“I believe we were promised some free ale, Griselda,” Knucklebones reminded.
Griselda’s eyes lit up and she hurried behind the bar and started pouring mugs for the four. “Yes! Yes! So sorry; a deal is a deal.”
“And you can put theirs on my tab,” Knucklebones joked again. “In fact, put one on my tab for this gentleman, too,” he added, pointing to Eamon.
Griselda handed out the ales to the rest of the group. “The Mayor drinks for free, Mr. McTarly.”
Knucklebones shot a side eye at the Mayor, who raised his eyebrow in turn, but it didn’t appear that Eamon had any recognition of Knucklebones’ last name. “Ah, well in that case,” Knucklebones offered, “A toast: to your long, good, and continued health, sir.”
Eamon nodded back at Knucklebones, who started to turn away to rejoin his fellow rat slayers.
“Mr. McTarly,” Eamon called.
Knucklebones froze in place. Ziggy could see his eyes darting around the room and the wheels spinning in his head. He recognized the thought process as that of a cornered animal. Knucklebones swallowed hard and turned around, but at some point during his movement to face Eamon, all of the nerves slid off of his body and he managed to pull the mask of confidence back up.
“Please, Mr. Mayor, just call me ‘Knucklebones’,” he responded smoothly. “I’m just a humble civilian; no need to be so formal with me.”

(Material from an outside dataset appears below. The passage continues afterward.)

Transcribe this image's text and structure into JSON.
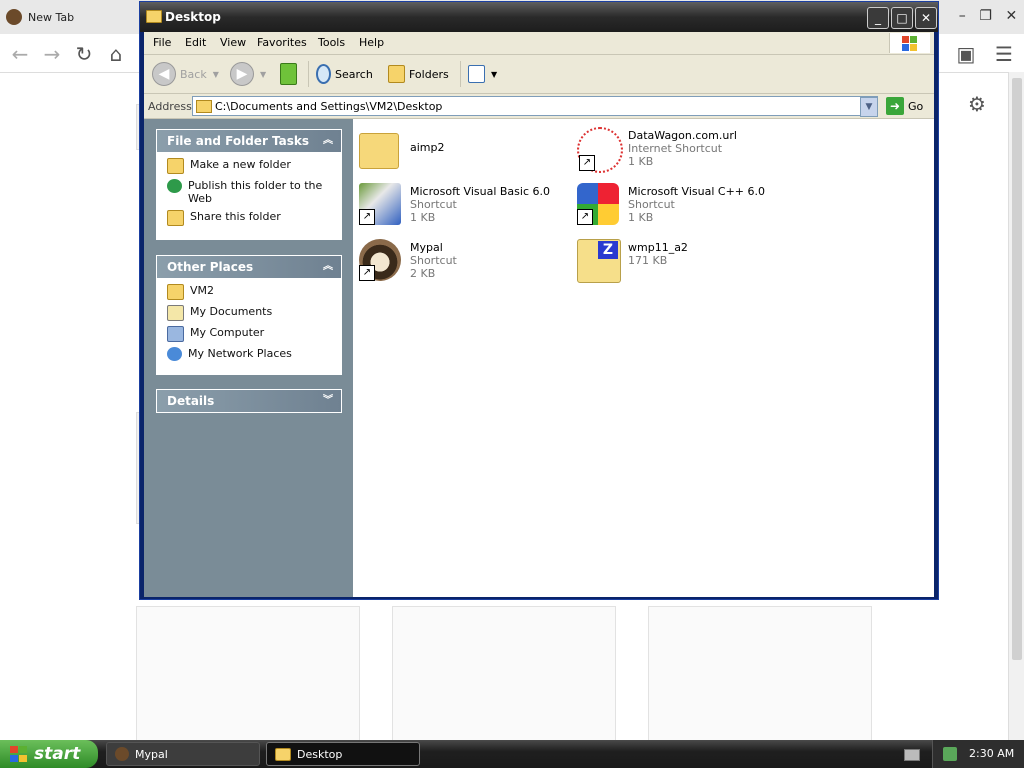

Eamon, a strong man with a strong jaw, clad in his bright white armor, stepped toward the slender, almost gangly Knucklebones, cloaked in his dark leather coat and matching tri-corner hat. The two could not have looked more different.
“Knucklebones, then,” Eamon conceded. “It would appear that you and your group of…” he studied the group, carefully choosing his next word, “compatriots have somewhat of a knack for doing good for our town. Perhaps I could convince you to accompany me later this week to the town of Bohd Gaya. It would seem that there’s been some trouble in the area. If you’re interested, come to my manor tonight, and we will discuss it further.”

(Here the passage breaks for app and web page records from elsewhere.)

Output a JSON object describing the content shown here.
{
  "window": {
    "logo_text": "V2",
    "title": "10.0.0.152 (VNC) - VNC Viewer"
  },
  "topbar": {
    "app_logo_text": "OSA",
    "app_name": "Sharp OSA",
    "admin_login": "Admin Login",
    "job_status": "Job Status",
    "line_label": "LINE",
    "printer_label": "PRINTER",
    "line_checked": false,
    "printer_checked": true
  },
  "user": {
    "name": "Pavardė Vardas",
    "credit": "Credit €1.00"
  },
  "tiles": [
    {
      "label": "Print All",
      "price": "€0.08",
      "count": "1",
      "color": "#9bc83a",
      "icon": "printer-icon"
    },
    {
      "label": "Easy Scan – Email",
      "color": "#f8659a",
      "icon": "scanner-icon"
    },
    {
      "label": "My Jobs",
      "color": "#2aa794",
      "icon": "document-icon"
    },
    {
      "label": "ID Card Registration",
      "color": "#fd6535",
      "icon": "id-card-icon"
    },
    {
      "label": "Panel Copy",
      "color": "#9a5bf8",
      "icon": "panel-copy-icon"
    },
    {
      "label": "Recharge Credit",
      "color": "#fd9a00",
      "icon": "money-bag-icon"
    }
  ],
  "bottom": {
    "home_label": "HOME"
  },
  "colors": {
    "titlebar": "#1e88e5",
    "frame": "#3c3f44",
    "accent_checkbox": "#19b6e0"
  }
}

As he strode toward the exit, he stopped and clapped a dwarf on the shoulder, who was seated at one of the tables, and smiled wryly. “I’ll see you when we set out as well.”
The dwarf made no signal to acknowledge Eamon, but, after a brief pause, the Mayor continued out the door, apparently satisfied.
Ziggy and his new comrades set about discussing what would need to be done before they met Eamon that evening. While detailing their plans, Ziggy noticed that the elf that had been sitting at the bar all evening was listening in on their conversation. Now that things had settled down, he finally had a chance to actually look at her.
She was built like the standard elf, tall and slender, but her eyes and skin were nothing like the elves that he had met in his travels before; they had all been fair with green or blue eyes and silvery blonde hair. She, however, was a glistening, beautiful bronze. Her eyes were the color of warm honey, and they seemed to be attempting to analyze, categorize, and memorize everything in the room. Her long, brown hair curled slightly around and over a quiver of arrows that were–
Ziggy stopped staring and snapped back to the conversation. “Hm?”
Koruk rolled his eyes in his trademark fashion. “Marcenda is going to talk with Brother Patracles the Temple of the Mother of Lyons. I am going to get my things from the Slovenly Halfling. What are you doing before we meet with Eamon?”
Ziggy thought for a moment.“There are a few things that I need to get before we set off. I think I saw a general merchandise store when I arrived in town. I’ll head over there and purchase a few things so that we can be prepared for any eventuality.”
“A good plan. I’ll join you,” agreed Knucklebones. As he said this, Griselda dropped off another pint in front of the man. “I’ll join you shortly, anyway,” he amended.
The group dispersed, but as they left, with the exception of Knucklebones, Ziggy noticed that the elf that he had been watching pushed herself away from the bar and left some coin behind as payment. As he headed towards the shop that he noticed earlier, he saw that the elf followed the group out of the tavern, but headed off in a different direction. Satisfied that he didn’t have a stalker, Ziggy headed into the Splendid Sundries of the Sultanate.